Congressional Democrats are proposing to temporarily raise the child tax credit, now at a maximum of $2,000, to as much as $3,600 per child annually. Their plan would also make the credit fully available to the poorest families, instead of restricting it based on the parents’ tax liability.
“The Democratic plan would likely mark the most significant step in the fight against child poverty since LBJ’s Great Society,” said Daniel Hemel, a law professor at the University of Chicago, who noted that a family with two school-age children and no income would get $6,000 annually under the proposal.
The one-off benefit is intended to help relieve millions of families hurt by the fallout from the coronavirus pandemic. Some parents have lost their access to child care, pushing them out of the labor force and hindering the economic recovery. Children have gone without the classroom time needed for social and academic progress.
Biden pitched his rescue plan as an immediate response to the pandemic, but the child tax credit expansion might end up seeding the kind of lasting change that tends to bring a political fight. Some conservatives say the plan would discourage parents from working and would not reduce poverty as a result.
“They’re clearly using this COVID situation to try and permanently change the welfare state and permanently enlarge it,” said Robert Rector, a senior research fellow at the conservative Heritage Foundation.
As outlined by the House Ways and Means Committee, the expanded child tax credit would likely help about 20 million lower-income people. Families would receive up to $3,600 annually for each child under age 6 and as much as $3,000 for those up to 17. The credit would start to phase out for individual parents earning more than $75,000 and couples making $150,000. Payments of the credit would be made monthly, even to families who owe no federal income taxes — a change from current policy.

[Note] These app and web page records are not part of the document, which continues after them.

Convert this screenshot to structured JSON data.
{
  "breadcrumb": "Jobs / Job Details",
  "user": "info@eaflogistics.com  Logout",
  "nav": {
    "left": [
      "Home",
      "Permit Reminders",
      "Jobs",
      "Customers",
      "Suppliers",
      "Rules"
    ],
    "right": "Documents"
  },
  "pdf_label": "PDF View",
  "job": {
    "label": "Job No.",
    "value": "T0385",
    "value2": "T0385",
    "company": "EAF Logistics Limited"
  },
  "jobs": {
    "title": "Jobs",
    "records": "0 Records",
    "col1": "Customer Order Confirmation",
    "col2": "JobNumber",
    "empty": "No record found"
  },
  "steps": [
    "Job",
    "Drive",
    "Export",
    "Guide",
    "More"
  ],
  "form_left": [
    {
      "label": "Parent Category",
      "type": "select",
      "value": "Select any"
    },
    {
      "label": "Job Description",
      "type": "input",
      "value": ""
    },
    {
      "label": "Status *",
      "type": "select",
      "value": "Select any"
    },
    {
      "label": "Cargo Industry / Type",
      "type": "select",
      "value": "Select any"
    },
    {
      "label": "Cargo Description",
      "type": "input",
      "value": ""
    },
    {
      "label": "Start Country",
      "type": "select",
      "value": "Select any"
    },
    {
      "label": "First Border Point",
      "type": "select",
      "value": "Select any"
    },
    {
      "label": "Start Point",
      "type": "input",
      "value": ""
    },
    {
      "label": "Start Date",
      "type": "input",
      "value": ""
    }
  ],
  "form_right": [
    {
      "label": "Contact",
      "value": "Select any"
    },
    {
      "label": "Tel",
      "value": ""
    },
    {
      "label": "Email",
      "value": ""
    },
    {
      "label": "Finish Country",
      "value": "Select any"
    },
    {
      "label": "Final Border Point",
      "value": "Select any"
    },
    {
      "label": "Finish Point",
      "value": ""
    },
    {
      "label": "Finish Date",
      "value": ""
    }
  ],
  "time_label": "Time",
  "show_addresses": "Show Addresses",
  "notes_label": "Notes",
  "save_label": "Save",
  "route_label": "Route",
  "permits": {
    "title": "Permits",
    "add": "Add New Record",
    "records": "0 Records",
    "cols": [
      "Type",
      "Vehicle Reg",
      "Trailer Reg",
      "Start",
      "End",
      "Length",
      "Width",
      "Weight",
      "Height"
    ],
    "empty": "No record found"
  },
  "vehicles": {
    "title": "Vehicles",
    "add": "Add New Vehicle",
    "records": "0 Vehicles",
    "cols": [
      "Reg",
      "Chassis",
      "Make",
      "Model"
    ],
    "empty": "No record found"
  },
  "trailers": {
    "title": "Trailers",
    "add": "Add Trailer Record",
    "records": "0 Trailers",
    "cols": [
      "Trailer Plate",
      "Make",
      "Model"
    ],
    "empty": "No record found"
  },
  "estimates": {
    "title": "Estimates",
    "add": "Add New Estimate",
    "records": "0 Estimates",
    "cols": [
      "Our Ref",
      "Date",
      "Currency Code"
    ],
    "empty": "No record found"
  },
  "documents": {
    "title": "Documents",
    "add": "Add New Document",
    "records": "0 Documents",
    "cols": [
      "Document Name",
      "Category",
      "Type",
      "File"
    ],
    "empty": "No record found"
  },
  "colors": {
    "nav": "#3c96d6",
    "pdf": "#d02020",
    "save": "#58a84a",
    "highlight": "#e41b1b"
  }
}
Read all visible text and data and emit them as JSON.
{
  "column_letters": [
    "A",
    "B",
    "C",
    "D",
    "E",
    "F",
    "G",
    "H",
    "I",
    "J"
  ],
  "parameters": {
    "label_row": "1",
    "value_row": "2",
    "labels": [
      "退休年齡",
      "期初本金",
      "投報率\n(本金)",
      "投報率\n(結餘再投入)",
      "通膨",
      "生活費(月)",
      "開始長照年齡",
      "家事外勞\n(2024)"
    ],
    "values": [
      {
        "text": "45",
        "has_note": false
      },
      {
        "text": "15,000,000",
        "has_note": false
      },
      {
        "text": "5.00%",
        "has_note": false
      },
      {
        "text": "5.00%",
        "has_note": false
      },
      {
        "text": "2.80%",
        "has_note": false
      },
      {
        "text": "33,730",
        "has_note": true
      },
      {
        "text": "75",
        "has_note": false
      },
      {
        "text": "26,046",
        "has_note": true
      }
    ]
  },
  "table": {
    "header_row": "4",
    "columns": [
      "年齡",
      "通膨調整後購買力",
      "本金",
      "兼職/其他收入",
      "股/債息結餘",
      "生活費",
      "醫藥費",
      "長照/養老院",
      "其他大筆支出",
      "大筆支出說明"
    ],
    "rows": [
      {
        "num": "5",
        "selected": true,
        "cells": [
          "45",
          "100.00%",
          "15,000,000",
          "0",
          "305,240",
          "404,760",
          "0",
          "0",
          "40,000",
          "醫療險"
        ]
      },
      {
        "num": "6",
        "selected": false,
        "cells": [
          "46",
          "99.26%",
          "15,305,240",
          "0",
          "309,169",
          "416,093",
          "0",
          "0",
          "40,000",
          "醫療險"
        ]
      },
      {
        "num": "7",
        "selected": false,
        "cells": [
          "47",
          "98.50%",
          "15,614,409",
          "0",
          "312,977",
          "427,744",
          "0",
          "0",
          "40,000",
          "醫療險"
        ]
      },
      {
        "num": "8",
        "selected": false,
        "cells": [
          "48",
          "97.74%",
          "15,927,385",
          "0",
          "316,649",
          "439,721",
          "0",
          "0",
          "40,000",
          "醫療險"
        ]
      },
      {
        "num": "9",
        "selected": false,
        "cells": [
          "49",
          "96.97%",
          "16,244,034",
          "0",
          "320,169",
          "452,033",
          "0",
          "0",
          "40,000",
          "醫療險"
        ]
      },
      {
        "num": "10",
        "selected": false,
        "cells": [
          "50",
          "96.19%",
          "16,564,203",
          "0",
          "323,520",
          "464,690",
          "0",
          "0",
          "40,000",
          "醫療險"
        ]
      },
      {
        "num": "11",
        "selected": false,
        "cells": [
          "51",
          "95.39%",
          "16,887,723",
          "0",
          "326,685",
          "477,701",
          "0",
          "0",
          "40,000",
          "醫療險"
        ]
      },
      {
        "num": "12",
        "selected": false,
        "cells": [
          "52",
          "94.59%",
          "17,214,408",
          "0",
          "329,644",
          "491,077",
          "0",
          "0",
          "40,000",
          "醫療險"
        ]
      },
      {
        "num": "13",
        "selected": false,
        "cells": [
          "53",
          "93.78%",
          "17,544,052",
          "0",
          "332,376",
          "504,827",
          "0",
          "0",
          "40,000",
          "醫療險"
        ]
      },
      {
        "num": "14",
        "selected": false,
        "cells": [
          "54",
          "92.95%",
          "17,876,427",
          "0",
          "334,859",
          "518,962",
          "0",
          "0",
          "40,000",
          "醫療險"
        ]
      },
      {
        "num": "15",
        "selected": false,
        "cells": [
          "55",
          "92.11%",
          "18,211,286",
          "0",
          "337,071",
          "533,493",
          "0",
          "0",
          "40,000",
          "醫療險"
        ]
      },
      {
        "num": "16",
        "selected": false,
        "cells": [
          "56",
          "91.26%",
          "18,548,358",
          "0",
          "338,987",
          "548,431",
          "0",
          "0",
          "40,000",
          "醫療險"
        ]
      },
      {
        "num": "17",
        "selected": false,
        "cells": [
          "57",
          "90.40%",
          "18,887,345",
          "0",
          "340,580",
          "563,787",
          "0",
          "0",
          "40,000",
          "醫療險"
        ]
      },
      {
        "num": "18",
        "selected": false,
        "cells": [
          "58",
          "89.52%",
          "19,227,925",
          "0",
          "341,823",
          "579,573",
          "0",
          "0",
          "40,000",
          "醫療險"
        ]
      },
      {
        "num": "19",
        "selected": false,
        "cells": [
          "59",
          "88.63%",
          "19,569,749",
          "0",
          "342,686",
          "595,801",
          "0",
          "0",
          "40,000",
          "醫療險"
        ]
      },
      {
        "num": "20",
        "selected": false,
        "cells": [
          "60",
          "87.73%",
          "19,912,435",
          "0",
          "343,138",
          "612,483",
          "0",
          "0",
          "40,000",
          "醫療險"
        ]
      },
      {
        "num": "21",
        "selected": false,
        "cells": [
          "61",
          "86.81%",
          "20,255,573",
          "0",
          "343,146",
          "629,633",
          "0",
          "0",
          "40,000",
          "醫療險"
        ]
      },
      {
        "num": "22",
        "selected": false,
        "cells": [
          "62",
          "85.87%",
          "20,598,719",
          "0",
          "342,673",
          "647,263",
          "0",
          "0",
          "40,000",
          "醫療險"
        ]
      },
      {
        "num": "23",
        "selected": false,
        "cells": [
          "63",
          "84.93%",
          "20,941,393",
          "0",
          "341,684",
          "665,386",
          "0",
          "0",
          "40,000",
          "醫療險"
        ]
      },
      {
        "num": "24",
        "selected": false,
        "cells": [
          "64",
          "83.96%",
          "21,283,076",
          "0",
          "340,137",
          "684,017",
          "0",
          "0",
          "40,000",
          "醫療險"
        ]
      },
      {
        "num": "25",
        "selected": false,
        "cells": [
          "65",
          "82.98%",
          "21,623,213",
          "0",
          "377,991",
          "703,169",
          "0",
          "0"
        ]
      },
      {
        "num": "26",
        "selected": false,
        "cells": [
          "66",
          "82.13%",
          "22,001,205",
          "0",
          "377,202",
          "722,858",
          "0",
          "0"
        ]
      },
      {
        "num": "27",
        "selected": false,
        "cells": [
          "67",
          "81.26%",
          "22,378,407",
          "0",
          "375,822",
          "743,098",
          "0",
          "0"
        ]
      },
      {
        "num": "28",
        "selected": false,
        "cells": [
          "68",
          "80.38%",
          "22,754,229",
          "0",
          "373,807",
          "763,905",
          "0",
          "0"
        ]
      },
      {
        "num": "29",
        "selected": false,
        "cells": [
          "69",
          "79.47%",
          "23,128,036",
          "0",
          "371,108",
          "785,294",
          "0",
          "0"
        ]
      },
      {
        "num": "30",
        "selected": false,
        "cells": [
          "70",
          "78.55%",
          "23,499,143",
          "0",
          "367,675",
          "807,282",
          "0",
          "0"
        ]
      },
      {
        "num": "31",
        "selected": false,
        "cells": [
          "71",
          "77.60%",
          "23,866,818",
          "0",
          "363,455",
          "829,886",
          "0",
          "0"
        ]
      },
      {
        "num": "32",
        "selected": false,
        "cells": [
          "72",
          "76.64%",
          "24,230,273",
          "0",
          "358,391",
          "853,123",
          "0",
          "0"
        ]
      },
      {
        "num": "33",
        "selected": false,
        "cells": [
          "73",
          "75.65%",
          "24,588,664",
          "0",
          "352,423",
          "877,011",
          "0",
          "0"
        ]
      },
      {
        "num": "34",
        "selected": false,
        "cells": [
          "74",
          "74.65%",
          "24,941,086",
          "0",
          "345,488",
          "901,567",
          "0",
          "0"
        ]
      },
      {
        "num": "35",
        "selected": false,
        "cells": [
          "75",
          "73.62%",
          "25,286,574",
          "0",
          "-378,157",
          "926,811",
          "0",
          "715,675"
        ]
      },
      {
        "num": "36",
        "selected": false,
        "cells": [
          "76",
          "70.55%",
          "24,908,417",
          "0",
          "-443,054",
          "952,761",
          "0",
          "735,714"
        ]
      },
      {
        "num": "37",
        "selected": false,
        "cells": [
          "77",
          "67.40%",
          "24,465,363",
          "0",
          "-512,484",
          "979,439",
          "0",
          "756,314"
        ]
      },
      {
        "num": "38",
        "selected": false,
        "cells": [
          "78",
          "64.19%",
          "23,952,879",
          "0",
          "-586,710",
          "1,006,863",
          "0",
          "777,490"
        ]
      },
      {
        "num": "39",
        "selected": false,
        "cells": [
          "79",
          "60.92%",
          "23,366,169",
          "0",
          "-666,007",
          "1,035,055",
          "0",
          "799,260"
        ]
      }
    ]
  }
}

The plan has shifted some of the politics around child poverty. Republican Sen. Mitt Romney of Utah last week proposed his own plan to provide at least $3,000 per child to families, but the payments would be funded by cutting other government programs and tax credits for parents. It’s unlikely that Democrats would back Romney’s plan because it would cut other forms of aid to children, meaning it has not gained much political traction so far.
Researchers at Columbia University estimated that Biden’s entire $1.9 trillion relief plan would slash the child poverty rate to less than 7% this year.